- 2.
Prove *Kirchhoff’s first rule*: In a region *R* of space where the electric field is static, the total electric current through any closed surface is zero.

$$ \rho ={\varepsilon}_0\;\left(\overrightarrow{\nabla}\cdot \overrightarrow{E}\right)\kern0.48em \Rightarrow \kern0.48em \frac{\partial \rho }{\partial \kern0.1em t}={\varepsilon}_0\;\left(\overrightarrow{\nabla}\cdot \frac{\partial \overrightarrow{E}}{\partial \kern0.1em t}\right)=0,\forall \overrightarrow{r}\in R $$

Then, by the equation of continuity,

$$ \overrightarrow{\nabla}\cdot \overrightarrow{J}+\frac{\partial \rho }{\partial \kern0.1em t}=0\kern0.48em \Rightarrow \kern0.48em \overrightarrow{\nabla}\cdot \overrightarrow{J}=0,\forall \overrightarrow{r}\in R $$

The volume integral of the equation on the right, in a volume

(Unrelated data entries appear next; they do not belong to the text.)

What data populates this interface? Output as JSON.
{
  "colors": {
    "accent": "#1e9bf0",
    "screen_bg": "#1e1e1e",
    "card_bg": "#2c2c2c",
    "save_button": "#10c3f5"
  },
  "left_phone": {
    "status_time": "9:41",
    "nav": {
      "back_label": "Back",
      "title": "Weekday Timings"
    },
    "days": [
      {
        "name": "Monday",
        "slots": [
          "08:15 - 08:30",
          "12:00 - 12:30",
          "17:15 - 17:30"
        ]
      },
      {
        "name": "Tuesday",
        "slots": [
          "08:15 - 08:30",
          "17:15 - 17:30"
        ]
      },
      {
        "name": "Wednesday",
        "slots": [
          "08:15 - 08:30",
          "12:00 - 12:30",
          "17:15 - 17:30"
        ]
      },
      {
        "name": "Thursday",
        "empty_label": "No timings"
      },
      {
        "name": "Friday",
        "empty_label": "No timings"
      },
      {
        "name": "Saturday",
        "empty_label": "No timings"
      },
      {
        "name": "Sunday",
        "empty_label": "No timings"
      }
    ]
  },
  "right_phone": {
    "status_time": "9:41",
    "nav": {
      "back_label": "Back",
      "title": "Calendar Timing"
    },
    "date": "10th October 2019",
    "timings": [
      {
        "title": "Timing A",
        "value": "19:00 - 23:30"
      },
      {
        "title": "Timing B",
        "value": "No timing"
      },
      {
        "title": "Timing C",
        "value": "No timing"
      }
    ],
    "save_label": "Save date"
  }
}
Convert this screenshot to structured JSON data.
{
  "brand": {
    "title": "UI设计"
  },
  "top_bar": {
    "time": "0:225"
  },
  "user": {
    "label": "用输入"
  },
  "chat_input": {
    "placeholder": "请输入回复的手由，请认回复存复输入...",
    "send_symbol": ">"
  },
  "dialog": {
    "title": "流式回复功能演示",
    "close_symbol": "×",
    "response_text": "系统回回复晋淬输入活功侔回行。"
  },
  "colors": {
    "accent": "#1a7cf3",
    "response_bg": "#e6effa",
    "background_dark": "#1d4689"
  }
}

*V* bounded by a closed surface

*S*, is

$$ {\int}_V\left(\overrightarrow{\nabla}\cdot \overrightarrow{J}\right)\; dv=0 $$

By using Gauss’ integral theorem, the volume integral is transformed into an integral over the closed surface

*S*. We thus have:

$$ {\oint}_S\overrightarrow{J}\cdot \overrightarrow{da}=0 $$

The surface integral represents the total current passing through the closed surface

*S* (since

\( \overrightarrow{da} \) is directed outward relative to

*S*, we are actually speaking of the total current

*exiting S*). Physically, the vanishing of this integral suggests that, as far as their absolute values are concerned, the total current going into

*S* equals the total current coming out of

*S* (a negative “outgoing” current is equivalent to a positive “ingoing” one). In the limit

*V* → 0, the closed surface

*S* degenerates to a point. In the case of an electric network, such a point corresponds to a

*junction* and Kirchhoff’s first rule expresses the conservation of charge at each junction of the system. (Another rule, called “Kirchhoff’s second rule”, expresses the conservation of energy along any closed path in the network.)